• **TASK PROMPT**:
Copy only this range: the line with "Transcribe this image's" through the final line of the material, inclusive at both ends.

• **LISTED RECORDS**:
==============================

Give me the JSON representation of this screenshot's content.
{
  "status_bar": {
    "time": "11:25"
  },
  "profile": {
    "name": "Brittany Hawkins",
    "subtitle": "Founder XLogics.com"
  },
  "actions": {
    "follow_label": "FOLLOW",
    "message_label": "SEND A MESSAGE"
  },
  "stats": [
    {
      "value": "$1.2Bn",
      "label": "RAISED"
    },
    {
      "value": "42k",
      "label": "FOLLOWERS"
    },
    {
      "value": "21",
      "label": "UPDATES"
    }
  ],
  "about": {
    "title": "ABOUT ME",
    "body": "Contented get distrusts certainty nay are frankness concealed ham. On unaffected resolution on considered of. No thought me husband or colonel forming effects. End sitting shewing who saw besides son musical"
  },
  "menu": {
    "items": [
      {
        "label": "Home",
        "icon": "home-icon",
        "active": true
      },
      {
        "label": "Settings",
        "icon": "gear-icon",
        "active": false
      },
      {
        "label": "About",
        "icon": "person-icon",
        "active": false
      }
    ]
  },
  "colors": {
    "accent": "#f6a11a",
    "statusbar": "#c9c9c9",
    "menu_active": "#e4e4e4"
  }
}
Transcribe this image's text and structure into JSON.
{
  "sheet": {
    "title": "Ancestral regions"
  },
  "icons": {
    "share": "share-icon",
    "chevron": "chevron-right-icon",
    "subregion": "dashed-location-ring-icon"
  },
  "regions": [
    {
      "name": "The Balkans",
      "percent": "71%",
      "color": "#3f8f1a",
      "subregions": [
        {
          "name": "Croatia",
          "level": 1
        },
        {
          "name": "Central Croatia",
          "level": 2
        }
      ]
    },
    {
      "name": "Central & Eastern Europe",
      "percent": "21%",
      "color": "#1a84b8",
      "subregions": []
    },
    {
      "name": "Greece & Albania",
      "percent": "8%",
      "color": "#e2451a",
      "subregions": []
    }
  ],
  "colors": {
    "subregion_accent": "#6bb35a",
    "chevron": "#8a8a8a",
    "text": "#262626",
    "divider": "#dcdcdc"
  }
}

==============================

• **WORKED SOLUTION**:
Transcribe this image's text and structure into JSON.
{
  "sheet": {
    "title": "Ancestral regions"
  },
  "icons": {
    "share": "share-icon",
    "chevron": "chevron-right-icon",
    "subregion": "dashed-location-ring-icon"
  },
  "regions": [
    {
      "name": "The Balkans",
      "percent": "71%",
      "color": "#3f8f1a",
      "subregions": [
        {
          "name": "Croatia",
          "level": 1
        },
        {
          "name": "Central Croatia",
          "level": 2
        }
      ]
    },
    {
      "name": "Central & Eastern Europe",
      "percent": "21%",
      "color": "#1a84b8",
      "subregions": []
    },
    {
      "name": "Greece & Albania",
      "percent": "8%",
      "color": "#e2451a",
      "subregions": []
    }
  ],
  "colors": {
    "subregion_accent": "#6bb35a",
    "chevron": "#8a8a8a",
    "text": "#262626",
    "divider": "#dcdcdc"
  }
}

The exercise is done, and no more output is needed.